Characteristic of so many educators, the headmaster marrs Hector’s legacy when defining the liberal arts for the masses.  In a eulogy upon Hector’s death, the headmaster says his legacy was to instill a “love of literature and words” – exactly what Hector sought to avoid.

This pretty much sums up how the liberal arts are seen by most educators today. Education is not about the soul. Literature is a subject or an interest. Its value lies in the fact that teachers have accomplished the task of instilling a desire for something, not for its intrinsic qualities of refining thought or “educating the imagination.” We are told that life-long learning is what counts, and that it will lead to success and fulfillment. Active minds is the educator’s goal, but the method and content of the mind’s activity is left unarticulated. People with active minds who cannot distinguish well-formed arguments from bad are just as susceptible to rhetoric, deceit, and manipulation in modern democracy. In his address to the Ontario Council of Teachers of English in 1980, Northrop Frye pegs the current low definition of literacy: “society aims at a literacy that is merely passive, a training in the ability to make conforming acts.”

What does all of this mean for the arts teacher in public schools today? If we take the film as an allegory, the extreme characterizations attain a new applicability. The underlying current of homosexuality, for example, can represent the tension within any student between what they know, and what they desire. Every stakeholder in the school system experiences this tension, which is why professional codes of conduct are there to limit the extremes described above.

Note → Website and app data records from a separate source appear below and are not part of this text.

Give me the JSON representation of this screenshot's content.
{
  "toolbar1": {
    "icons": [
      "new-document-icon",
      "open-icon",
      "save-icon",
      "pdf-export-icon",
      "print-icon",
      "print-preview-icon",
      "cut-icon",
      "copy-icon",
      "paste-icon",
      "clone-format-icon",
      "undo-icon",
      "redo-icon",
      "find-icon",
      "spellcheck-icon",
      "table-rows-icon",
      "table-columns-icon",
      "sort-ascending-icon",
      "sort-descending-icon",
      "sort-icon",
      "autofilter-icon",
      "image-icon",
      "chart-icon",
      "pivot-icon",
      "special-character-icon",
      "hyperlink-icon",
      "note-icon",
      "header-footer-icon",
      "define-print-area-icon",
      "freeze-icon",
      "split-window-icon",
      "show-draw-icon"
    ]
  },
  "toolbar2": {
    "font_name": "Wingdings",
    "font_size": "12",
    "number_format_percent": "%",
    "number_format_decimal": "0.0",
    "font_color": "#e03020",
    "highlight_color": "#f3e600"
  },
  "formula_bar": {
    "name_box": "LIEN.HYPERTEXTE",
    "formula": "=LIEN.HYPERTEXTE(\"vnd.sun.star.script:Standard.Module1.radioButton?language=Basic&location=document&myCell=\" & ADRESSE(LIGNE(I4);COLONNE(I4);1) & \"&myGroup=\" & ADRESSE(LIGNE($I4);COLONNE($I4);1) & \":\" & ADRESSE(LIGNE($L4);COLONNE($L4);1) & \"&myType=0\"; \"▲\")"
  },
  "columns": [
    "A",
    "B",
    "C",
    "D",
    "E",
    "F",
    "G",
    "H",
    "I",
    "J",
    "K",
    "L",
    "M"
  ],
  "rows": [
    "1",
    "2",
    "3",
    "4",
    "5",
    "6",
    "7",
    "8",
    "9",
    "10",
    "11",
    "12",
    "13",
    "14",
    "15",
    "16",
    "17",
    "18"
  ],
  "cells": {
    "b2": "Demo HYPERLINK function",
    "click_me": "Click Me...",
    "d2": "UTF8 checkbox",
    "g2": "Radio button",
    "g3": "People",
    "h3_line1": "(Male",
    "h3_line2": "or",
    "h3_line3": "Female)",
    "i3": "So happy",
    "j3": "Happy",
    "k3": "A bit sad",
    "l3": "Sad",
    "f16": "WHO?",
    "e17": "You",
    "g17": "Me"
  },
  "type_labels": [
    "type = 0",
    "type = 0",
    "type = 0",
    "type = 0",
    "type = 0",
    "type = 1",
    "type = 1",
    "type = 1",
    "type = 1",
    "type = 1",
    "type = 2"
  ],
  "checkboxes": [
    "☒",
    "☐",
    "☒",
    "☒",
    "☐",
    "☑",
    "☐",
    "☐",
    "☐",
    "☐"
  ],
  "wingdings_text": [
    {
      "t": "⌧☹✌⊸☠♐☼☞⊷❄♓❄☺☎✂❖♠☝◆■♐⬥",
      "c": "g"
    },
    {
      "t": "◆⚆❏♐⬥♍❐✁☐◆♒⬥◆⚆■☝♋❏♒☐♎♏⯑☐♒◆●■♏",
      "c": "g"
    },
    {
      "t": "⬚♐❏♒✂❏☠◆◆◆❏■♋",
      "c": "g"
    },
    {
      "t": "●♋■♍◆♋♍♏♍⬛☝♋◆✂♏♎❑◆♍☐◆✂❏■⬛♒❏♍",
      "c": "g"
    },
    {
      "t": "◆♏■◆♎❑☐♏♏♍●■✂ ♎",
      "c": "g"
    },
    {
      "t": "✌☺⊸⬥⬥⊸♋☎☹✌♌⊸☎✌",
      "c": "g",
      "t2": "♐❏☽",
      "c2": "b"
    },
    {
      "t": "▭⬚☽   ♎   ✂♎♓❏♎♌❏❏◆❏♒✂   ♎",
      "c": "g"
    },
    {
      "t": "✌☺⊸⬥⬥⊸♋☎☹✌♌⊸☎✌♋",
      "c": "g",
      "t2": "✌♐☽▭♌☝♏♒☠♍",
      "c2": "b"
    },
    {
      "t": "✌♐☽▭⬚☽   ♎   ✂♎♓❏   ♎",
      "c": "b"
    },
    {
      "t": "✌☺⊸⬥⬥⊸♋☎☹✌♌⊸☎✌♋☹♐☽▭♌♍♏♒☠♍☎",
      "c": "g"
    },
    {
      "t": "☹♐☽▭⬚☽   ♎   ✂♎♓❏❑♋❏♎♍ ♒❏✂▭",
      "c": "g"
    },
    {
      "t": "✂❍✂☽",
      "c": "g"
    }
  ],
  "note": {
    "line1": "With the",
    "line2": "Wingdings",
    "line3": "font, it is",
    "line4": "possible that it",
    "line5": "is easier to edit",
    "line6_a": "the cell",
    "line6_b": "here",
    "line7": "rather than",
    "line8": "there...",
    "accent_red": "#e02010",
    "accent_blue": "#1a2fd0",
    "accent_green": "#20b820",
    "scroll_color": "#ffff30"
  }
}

However, the film seems to argue that “professionalism” as an end in itself may lead to the detachment of reason and desire. Teachers are to be in loco parentis, but are not allowed to love in the same way as parents or friends. The extreme effect of this detachment is exemplified by the headmaster, who is shown to be a bit of a boor divorced from a conscious appreciation of his own desire. He remains unnamed throughout the film, suggesting that he is not fully human. He is a hypocrite, denouncing Hector’s behaviour while he fondles the secretary out of pure lust rather than in the context of a shared desire for beauty and wisdom. If we judge both Hector and the headmaster not just on a scale of infringement of rights, but on the effort to address the whole human person, then Hector seems better balanced than the headmaster. The moral of this observation should not be taken literally, of course, but should emphasize the dangers of being too distanced from the student’s whole learning experience. It speaks to the experience of every teacher – that extreme pragmatism kills the love of learning in every subject, just like the desire for efficiency kills the study of history and makes it into “one damn thing after another.”

In the end, the hardnosed realism of Mrs. Lintott, the history teacher, is the prudent compromise required in today’s public schools. Teaching, like politics, is the art of the possible and we should avoid the flaws of any extreme. By pitting the extremes of Hector’s erotic education against the administrative desire for “success,” playwright Allan Bennett has taught us more about ourselves. The History Boys is certainly successful in raising the question about the purpose of education in the modern era.

Read Full Post »